▶ **EXERCISE INSTRUCTIONS**: Check which lines in the records hold "splice" and report how many there are, with no other text.

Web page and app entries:

◇ ◇ ◇

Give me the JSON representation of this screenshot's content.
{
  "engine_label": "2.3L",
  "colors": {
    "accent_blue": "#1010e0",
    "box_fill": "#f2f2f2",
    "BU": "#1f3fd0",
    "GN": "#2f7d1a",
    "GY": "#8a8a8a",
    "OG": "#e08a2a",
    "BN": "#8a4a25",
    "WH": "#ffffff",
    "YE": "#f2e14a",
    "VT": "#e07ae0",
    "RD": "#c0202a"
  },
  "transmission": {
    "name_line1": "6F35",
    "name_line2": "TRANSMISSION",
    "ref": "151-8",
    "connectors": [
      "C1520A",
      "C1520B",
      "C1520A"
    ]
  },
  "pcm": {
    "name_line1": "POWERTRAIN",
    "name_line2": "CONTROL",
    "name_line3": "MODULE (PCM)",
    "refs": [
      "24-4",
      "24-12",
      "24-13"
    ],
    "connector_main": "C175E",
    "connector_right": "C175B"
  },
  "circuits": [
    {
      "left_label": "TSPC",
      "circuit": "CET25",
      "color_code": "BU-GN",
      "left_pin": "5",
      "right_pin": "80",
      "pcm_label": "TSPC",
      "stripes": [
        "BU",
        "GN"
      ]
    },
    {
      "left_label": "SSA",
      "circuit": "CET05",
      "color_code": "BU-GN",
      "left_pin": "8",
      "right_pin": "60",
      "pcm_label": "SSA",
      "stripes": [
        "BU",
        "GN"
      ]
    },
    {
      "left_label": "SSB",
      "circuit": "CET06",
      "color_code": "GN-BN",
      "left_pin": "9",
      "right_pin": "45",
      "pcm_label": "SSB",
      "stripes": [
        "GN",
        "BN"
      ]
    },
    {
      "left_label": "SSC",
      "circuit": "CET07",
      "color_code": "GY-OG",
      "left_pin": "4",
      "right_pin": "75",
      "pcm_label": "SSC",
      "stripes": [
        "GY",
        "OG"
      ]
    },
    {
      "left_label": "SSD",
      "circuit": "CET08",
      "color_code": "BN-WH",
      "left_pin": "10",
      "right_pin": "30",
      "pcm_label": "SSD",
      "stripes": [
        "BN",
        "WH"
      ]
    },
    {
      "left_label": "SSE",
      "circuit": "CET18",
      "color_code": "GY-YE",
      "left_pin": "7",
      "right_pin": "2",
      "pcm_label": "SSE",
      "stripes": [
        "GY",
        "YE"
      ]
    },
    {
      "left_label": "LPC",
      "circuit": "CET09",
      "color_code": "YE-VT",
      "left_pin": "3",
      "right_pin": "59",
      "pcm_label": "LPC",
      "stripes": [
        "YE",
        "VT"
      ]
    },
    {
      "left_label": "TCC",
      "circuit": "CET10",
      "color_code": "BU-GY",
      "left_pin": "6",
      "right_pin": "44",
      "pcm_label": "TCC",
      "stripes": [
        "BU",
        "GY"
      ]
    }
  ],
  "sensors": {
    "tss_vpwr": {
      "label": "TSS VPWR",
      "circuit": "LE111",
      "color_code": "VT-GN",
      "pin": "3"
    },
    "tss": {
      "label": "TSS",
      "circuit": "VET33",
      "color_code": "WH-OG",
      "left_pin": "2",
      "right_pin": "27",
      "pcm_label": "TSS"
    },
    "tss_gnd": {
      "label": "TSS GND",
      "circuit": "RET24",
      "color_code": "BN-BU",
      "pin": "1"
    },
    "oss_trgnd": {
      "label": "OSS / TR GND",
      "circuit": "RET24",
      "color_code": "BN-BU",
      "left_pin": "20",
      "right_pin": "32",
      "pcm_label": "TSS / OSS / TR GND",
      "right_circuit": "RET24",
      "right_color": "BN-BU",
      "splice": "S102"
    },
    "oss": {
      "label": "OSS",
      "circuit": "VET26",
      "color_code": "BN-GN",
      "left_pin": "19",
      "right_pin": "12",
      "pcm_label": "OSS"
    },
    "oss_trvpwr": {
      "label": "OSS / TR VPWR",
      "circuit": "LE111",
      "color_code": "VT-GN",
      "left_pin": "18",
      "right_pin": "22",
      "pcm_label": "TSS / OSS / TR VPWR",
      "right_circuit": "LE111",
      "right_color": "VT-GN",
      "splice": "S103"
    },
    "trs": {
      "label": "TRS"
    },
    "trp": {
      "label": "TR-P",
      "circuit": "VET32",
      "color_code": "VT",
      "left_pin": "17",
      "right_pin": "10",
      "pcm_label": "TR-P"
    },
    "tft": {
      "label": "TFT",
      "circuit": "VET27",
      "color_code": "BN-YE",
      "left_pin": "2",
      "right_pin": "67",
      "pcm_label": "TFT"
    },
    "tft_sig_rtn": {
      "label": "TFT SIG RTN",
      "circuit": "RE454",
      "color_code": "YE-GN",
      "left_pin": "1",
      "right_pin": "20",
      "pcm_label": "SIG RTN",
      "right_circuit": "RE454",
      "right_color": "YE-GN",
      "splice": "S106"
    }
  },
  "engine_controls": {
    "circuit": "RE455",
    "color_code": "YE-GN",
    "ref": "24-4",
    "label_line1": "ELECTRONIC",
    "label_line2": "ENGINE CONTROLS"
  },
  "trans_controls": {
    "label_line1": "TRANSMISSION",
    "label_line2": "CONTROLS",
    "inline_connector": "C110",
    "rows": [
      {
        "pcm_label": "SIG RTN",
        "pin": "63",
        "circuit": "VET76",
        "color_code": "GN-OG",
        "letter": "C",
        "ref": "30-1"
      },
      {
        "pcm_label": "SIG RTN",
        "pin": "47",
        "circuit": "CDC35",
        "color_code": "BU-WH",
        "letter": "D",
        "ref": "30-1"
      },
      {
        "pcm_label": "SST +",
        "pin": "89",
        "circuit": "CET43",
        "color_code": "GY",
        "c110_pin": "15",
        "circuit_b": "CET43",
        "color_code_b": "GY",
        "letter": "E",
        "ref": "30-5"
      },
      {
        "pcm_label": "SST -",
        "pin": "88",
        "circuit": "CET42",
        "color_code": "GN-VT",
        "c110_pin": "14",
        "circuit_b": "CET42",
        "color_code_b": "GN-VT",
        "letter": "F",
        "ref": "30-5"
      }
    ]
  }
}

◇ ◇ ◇

▶ **RESPONSE AREA**: 3